The task force officials also advised LGUs to invest in better cold storage facilities, especially now that the bulk of the vaccine brands arriving in the country are the more sensitive and sophisticated ones, which require -20 to -80 degrees ultra low freezers.

“Our LGUs need to invest in cold storage facilities such as ultra-low freezers. This will prevent vaccine spoilage and ensure zero wastage so that we can continue to vaccinate as many of our countrymen as possible,” Galvez said.

He also reminded LGUs not to use their local vaccination programs as a “political tool,” saying that doing so will be a huge disservice to their constituents and will merely slow down their vaccine rollout.

“Our local officials — governors, congressmen, mayors, barangay officials – must realize that the fate and future of our country rests in the success of our national vaccination program. It would be best if they can set aside their personal interests and consider the greater good,” Galvez said.

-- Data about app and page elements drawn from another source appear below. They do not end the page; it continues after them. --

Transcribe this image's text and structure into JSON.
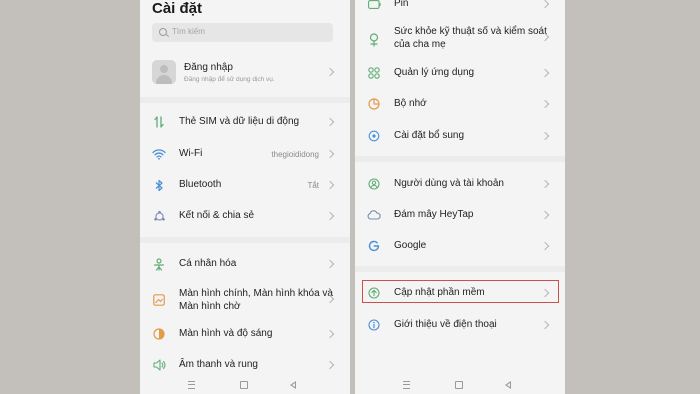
{
  "left": {
    "title": "Cài đặt",
    "search_placeholder": "Tìm kiếm",
    "login": {
      "title": "Đăng nhập",
      "subtitle": "Đăng nhập để sử dụng dịch vụ."
    },
    "items": [
      {
        "label": "Thẻ SIM và dữ liệu di động",
        "icon": "sim-data-icon"
      },
      {
        "label": "Wi-Fi",
        "value": "thegioididong",
        "icon": "wifi-icon"
      },
      {
        "label": "Bluetooth",
        "value": "Tắt",
        "icon": "bluetooth-icon"
      },
      {
        "label": "Kết nối & chia sẻ",
        "icon": "connection-share-icon"
      },
      {
        "label": "Cá nhân hóa",
        "icon": "personalization-icon"
      },
      {
        "label_line1": "Màn hình chính, Màn hình khóa và",
        "label_line2": "Màn hình chờ",
        "icon": "home-screen-icon"
      },
      {
        "label": "Màn hình và độ sáng",
        "icon": "brightness-icon"
      },
      {
        "label": "Âm thanh và rung",
        "icon": "sound-icon"
      }
    ]
  },
  "right": {
    "items": [
      {
        "label": "Pin",
        "icon": "battery-icon"
      },
      {
        "label_line1": "Sức khỏe kỹ thuật số và kiểm soát",
        "label_line2": "của cha mẹ",
        "icon": "digital-wellbeing-icon"
      },
      {
        "label": "Quản lý ứng dụng",
        "icon": "app-management-icon"
      },
      {
        "label": "Bộ nhớ",
        "icon": "storage-icon"
      },
      {
        "label": "Cài đặt bổ sung",
        "icon": "additional-settings-icon"
      },
      {
        "label": "Người dùng và tài khoản",
        "icon": "users-accounts-icon"
      },
      {
        "label": "Đám mây HeyTap",
        "icon": "cloud-icon"
      },
      {
        "label": "Google",
        "icon": "google-icon"
      },
      {
        "label": "Cập nhật phần mềm",
        "icon": "software-update-icon"
      },
      {
        "label": "Giới thiệu về điện thoại",
        "icon": "about-phone-icon"
      }
    ]
  },
  "colors": {
    "icon_green": "#5fae74",
    "highlight": "#c9504c",
    "background": "#c3c0bc"
  }
}
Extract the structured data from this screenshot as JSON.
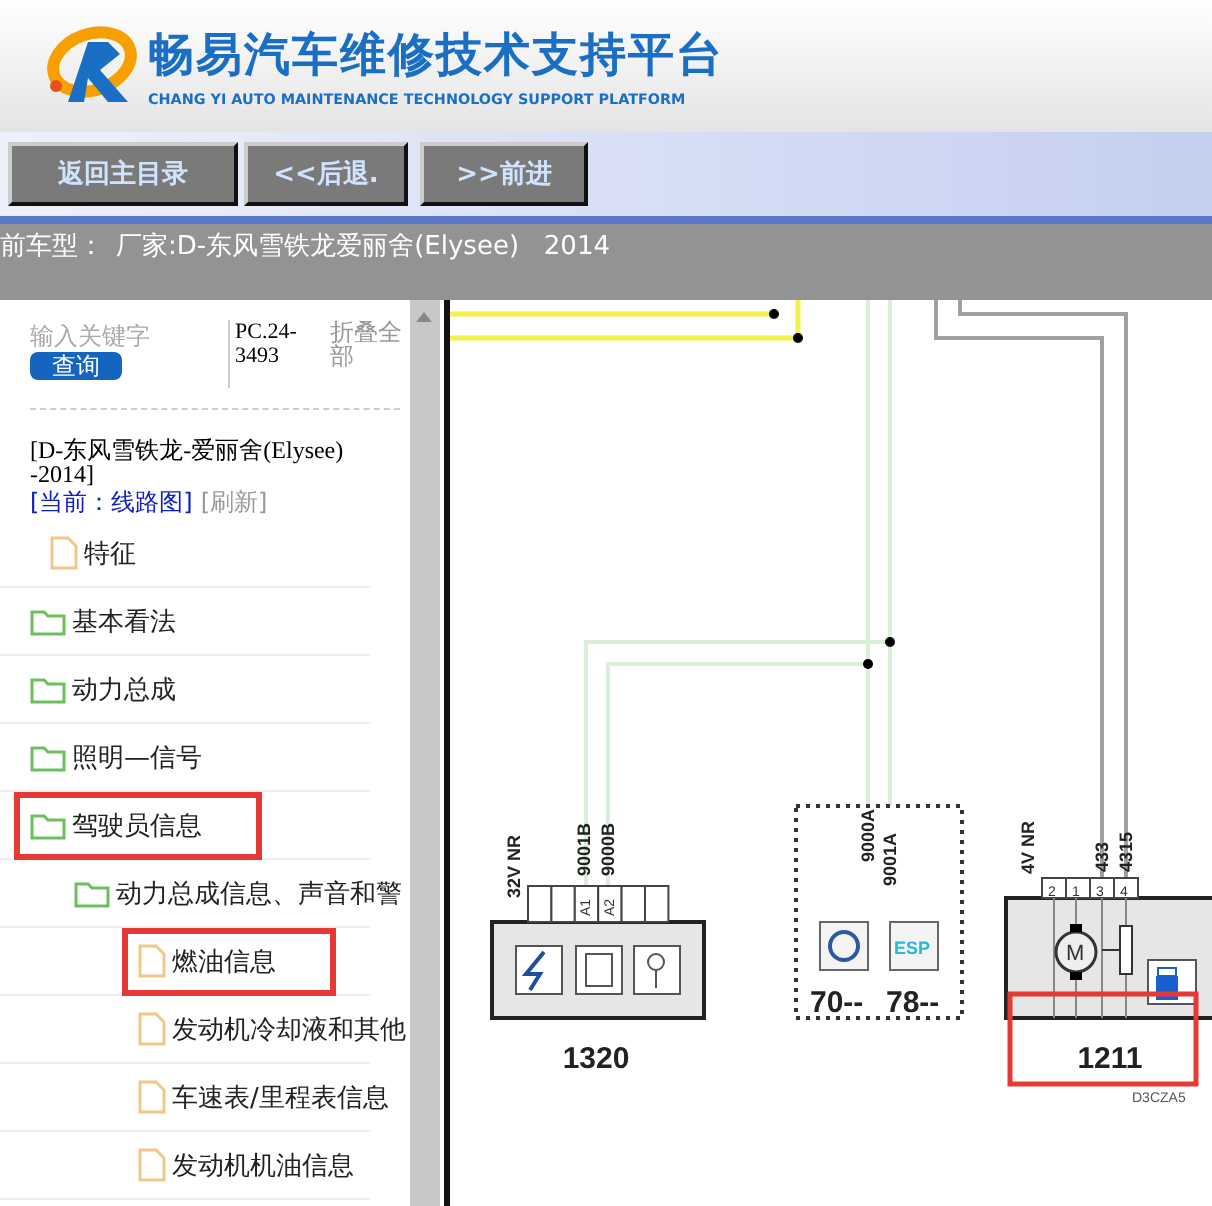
{
  "header": {
    "title": "畅易汽车维修技术支持平台",
    "subtitle": "CHANG YI AUTO MAINTENANCE TECHNOLOGY SUPPORT PLATFORM"
  },
  "nav_buttons": [
    "返回主目录",
    "<<后退.",
    ">>前进"
  ],
  "model_bar": {
    "label": "前车型：",
    "value": "厂家:D-东风雪铁龙爱丽舍(Elysee)   2014"
  },
  "sidebar": {
    "search": {
      "placeholder": "输入关键字",
      "button": "查询"
    },
    "code": "PC.24-3493",
    "collapse": "折叠全部",
    "vehicle": "[D-东风雪铁龙-爱丽舍(Elysee)    -2014]",
    "current": "[当前：线路图]",
    "refresh": "[刷新]",
    "tree": [
      {
        "label": "特征",
        "kind": "file",
        "marked": false
      },
      {
        "label": "基本看法",
        "kind": "folder",
        "marked": false
      },
      {
        "label": "动力总成",
        "kind": "folder",
        "marked": false
      },
      {
        "label": "照明—信号",
        "kind": "folder",
        "marked": false
      },
      {
        "label": "驾驶员信息",
        "kind": "folder",
        "marked": true,
        "children": [
          {
            "label": "动力总成信息、声音和警",
            "kind": "folder",
            "marked": false,
            "children": [
              {
                "label": "燃油信息",
                "kind": "file",
                "marked": true
              },
              {
                "label": "发动机冷却液和其他",
                "kind": "file",
                "marked": false
              },
              {
                "label": "车速表/里程表信息",
                "kind": "file",
                "marked": false
              },
              {
                "label": "发动机机油信息",
                "kind": "file",
                "marked": false
              }
            ]
          }
        ]
      }
    ]
  },
  "diagram": {
    "modules": [
      {
        "kind": "connector",
        "number": "1320",
        "type_label": "32V NR",
        "wire_labels": [
          "9001B",
          "9000B"
        ],
        "pin_labels": [
          "A1",
          "A2"
        ],
        "marked": false
      },
      {
        "kind": "group",
        "codes": [
          "70--",
          "78--"
        ],
        "wire_labels": [
          "9000A",
          "9001A"
        ],
        "icon_label": "ESP",
        "marked": false
      },
      {
        "kind": "connector",
        "number": "1211",
        "type_label": "4V NR",
        "wire_labels": [
          "433",
          "4315"
        ],
        "pin_labels": [
          "2",
          "1",
          "3",
          "4"
        ],
        "motor_label": "M",
        "marked": true
      }
    ],
    "drawing_code": "D3CZA5"
  }
}
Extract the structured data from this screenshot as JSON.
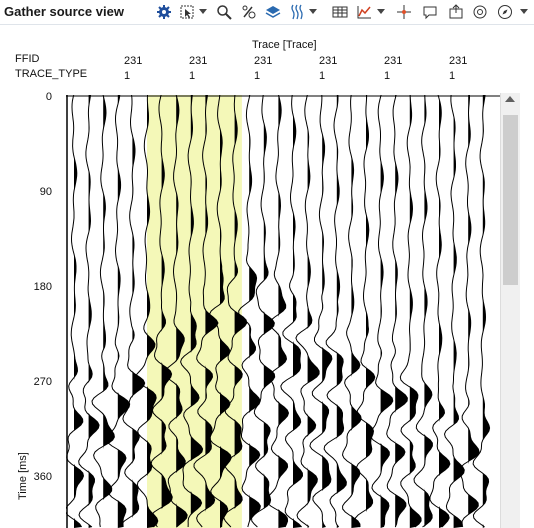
{
  "window": {
    "title": "Gather source view"
  },
  "toolbar": {
    "icons": [
      "settings-icon",
      "zoom-rect-icon",
      "zoom-icon",
      "probe-icon",
      "layers-icon",
      "wiggle-icon",
      "table-icon",
      "chart-icon",
      "crosshair-icon",
      "comment-icon",
      "export-icon",
      "screenshot-icon",
      "compass-icon"
    ]
  },
  "header": {
    "rows": [
      "FFID",
      "TRACE_TYPE"
    ],
    "ffid_values": [
      "231",
      "231",
      "231",
      "231",
      "231",
      "231"
    ],
    "trace_type_values": [
      "1",
      "1",
      "1",
      "1",
      "1",
      "1"
    ],
    "x_axis_title": "Trace [Trace]"
  },
  "y_axis": {
    "title": "Time [ms]",
    "ticks": [
      "0",
      "90",
      "180",
      "270",
      "360"
    ]
  },
  "chart_data": {
    "type": "seismic wiggle",
    "traces": 29,
    "y_range_ms": [
      0,
      400
    ],
    "highlight_color": "#f4f8b8",
    "wiggle_color": "#000000"
  }
}
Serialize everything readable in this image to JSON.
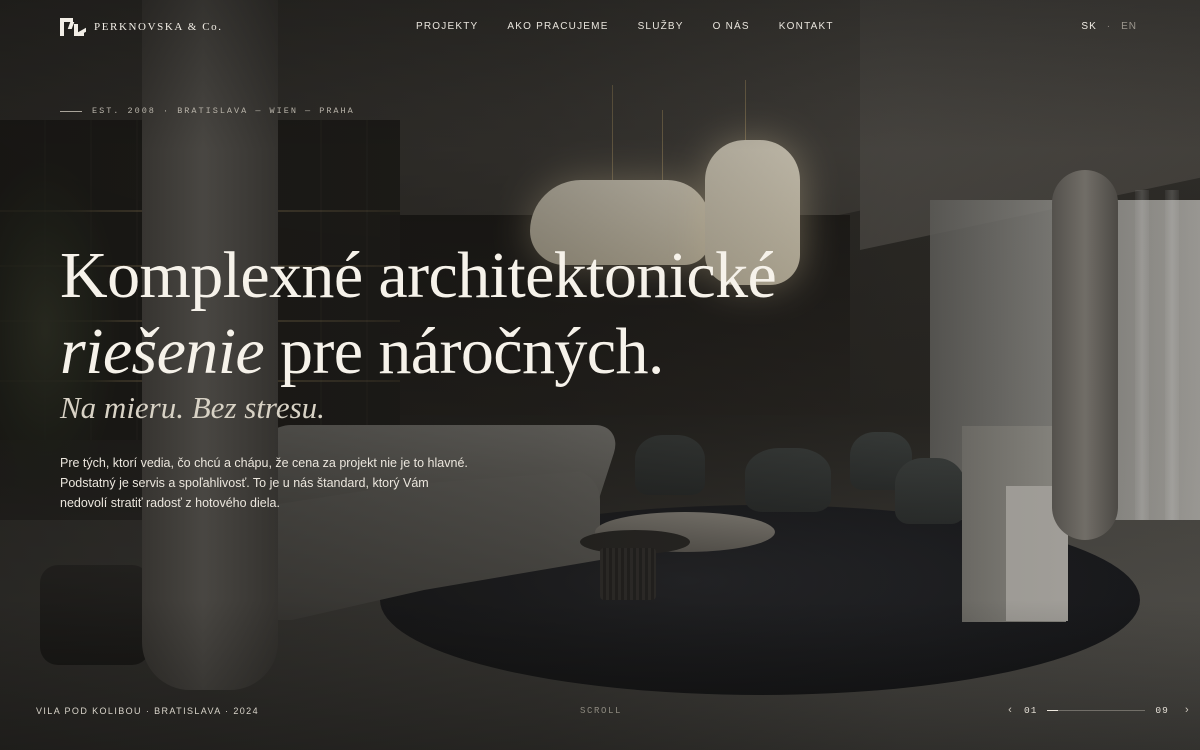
{
  "brand": {
    "name": "PERKNOVSKA & Co.",
    "logo_icon": "pk-monogram-logo"
  },
  "nav": {
    "items": [
      "PROJEKTY",
      "AKO PRACUJEME",
      "SLUŽBY",
      "O NÁS",
      "KONTAKT"
    ]
  },
  "lang": {
    "active": "SK",
    "separator": "·",
    "other": "EN"
  },
  "hero": {
    "eyebrow": "EST. 2008 · BRATISLAVA — WIEN — PRAHA",
    "headline_line1": "Komplexné architektonické",
    "headline_em": "riešenie",
    "headline_rest": " pre náročných.",
    "tagline": "Na mieru. Bez stresu.",
    "intro": "Pre tých, ktorí vedia, čo chcú a chápu, že cena za projekt nie je to hlavné. Podstatný je servis a spoľahlivosť. To je u nás štandard, ktorý Vám nedovolí stratiť radosť z hotového diela."
  },
  "footer": {
    "caption": "VILA POD KOLIBOU · BRATISLAVA · 2024",
    "scroll": "SCROLL",
    "pager": {
      "current": "01",
      "total": "09",
      "progress": 0.11,
      "prev_icon": "chevron-left-icon",
      "next_icon": "chevron-right-icon"
    }
  },
  "colors": {
    "text": "#f2eee6",
    "muted": "#b8b3a9",
    "overlay": "#0f0e0c"
  }
}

​​“Before issuing such statements, Congressman Rodriguez must carefully consider the issues surrounding these MPAs, as well as the existing realities on the ground. As I have stressed time and again, there is no politics here. We only want to protect the best interests of our LGU,” he added.

As of October 23, a total of 55,168,455 doses of COVID-19 vaccine doses have been administered nationwide, of which 29,726,917 have been given as the first doses, while 25,441,538 individuals are now fully vaccinated.

Since October 1, the Philippines has recorded an average daily jab rate of 434,880 doses, in which 32.98% of the country’s target population is now fully vaccinated.

On Friday, October 2, the country recorded a daily jab rate of  more than 724,000 doses, which surpassed the feat it had achieved in August, which brings the country closer to its goal of administering 1 to 1.5 million jabs daily. END